compulsion. The painter’s palette is still the same, but the brush strokes are now far more defined, more nuanced, dripping with loss, love….. life
. On album closer ‘Restraint’ he can’t help but avoid sinking into the moody blues, achingly holding back, treasuring its namesake by keeping its cards close to its chest, staying his hand from the inevitable goodbye. And then like a puff of smoke, the last breath of the day…. fade to black
is many things: it’s Richmond’s most subtle, most effective outing to date. His most assured, seemingly most comfortable piece of work; gone are the reactions and the portraits of landscapes caught in the fury of a storm or sunset. In its place is progression, diligence… songs

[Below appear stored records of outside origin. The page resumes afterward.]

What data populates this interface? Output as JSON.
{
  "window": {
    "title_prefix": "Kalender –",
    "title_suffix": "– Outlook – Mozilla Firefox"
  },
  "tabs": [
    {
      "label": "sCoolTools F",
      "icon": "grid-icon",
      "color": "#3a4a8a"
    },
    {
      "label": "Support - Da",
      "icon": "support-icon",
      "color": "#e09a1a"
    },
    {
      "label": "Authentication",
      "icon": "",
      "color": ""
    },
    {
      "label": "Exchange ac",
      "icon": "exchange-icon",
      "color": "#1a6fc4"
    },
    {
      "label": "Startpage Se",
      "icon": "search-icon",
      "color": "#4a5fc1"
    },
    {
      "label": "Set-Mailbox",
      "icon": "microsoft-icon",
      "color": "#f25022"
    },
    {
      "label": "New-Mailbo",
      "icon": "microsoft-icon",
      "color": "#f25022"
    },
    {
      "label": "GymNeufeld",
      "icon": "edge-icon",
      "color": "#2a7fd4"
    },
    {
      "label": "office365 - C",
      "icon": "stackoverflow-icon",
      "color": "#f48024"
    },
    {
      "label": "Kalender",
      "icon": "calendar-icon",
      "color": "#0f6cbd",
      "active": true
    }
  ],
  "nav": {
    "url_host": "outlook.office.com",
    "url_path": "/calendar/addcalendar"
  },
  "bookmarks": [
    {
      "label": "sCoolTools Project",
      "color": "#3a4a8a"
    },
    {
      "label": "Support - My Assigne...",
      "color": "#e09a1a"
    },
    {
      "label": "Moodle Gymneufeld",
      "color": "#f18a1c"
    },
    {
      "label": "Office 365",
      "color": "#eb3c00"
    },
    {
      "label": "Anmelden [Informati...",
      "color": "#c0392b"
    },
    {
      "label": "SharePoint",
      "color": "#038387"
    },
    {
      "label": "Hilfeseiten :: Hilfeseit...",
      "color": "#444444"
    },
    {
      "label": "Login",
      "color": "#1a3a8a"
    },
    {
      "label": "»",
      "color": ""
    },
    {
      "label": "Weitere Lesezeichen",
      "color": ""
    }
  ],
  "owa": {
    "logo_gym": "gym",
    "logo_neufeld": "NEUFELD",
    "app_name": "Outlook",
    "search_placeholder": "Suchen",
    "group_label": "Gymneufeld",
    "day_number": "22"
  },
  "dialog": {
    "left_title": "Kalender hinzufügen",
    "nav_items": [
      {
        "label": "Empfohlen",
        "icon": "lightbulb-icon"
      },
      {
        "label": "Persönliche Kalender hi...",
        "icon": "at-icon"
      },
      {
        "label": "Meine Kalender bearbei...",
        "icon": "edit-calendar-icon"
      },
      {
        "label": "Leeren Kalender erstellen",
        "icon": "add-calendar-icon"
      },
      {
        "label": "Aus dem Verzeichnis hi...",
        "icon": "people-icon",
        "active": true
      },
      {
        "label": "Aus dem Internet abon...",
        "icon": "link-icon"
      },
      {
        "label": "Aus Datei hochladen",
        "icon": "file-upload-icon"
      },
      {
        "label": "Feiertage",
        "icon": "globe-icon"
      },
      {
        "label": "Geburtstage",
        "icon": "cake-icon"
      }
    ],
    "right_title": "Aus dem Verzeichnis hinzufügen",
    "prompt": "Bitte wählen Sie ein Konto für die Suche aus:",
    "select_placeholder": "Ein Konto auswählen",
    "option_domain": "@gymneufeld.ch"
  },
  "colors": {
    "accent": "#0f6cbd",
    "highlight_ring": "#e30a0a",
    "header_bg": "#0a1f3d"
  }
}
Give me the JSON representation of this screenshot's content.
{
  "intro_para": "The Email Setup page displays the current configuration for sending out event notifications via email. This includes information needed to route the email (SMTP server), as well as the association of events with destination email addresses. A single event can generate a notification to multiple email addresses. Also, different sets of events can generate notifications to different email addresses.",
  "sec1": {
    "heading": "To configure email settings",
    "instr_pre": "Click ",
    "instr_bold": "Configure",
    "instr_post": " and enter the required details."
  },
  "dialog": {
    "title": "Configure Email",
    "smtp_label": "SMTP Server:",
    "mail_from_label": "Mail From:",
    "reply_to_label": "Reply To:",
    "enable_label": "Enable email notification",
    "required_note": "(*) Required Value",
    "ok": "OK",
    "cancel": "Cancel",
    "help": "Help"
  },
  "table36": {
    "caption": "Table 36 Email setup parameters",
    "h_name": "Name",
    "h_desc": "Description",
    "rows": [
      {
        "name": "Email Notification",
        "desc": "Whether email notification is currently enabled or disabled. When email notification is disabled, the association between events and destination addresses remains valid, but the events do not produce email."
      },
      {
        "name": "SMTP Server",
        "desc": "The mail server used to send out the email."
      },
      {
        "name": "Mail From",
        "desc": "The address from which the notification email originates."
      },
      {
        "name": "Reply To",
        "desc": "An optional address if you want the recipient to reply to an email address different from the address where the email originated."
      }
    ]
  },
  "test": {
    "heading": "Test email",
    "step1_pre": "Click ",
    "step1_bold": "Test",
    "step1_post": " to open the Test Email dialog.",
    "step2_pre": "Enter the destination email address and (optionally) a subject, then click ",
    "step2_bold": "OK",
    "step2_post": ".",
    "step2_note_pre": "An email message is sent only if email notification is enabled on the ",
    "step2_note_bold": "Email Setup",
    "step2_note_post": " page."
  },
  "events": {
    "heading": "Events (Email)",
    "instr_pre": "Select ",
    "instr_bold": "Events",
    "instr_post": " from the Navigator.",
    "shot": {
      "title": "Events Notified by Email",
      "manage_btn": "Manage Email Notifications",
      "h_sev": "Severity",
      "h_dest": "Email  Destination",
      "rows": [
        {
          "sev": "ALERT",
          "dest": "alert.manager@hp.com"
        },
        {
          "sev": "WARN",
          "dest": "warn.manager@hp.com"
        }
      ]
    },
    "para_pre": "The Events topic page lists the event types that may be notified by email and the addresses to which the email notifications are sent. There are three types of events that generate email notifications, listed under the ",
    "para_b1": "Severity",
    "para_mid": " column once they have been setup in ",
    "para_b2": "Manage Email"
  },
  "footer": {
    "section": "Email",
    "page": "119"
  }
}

replacing intuition. A warmer embrace now surrounds the sterile hostility of the alien voids that Clubroot has captured so perfectly in the past; now he’s no longer a stranger amidst the debris and the ruin. The tunnels and back alleys he walks through are now unmistakably his, and with that acceptance, that familiarity and that confidence has Clubroot crafted his most immaculate outing to date.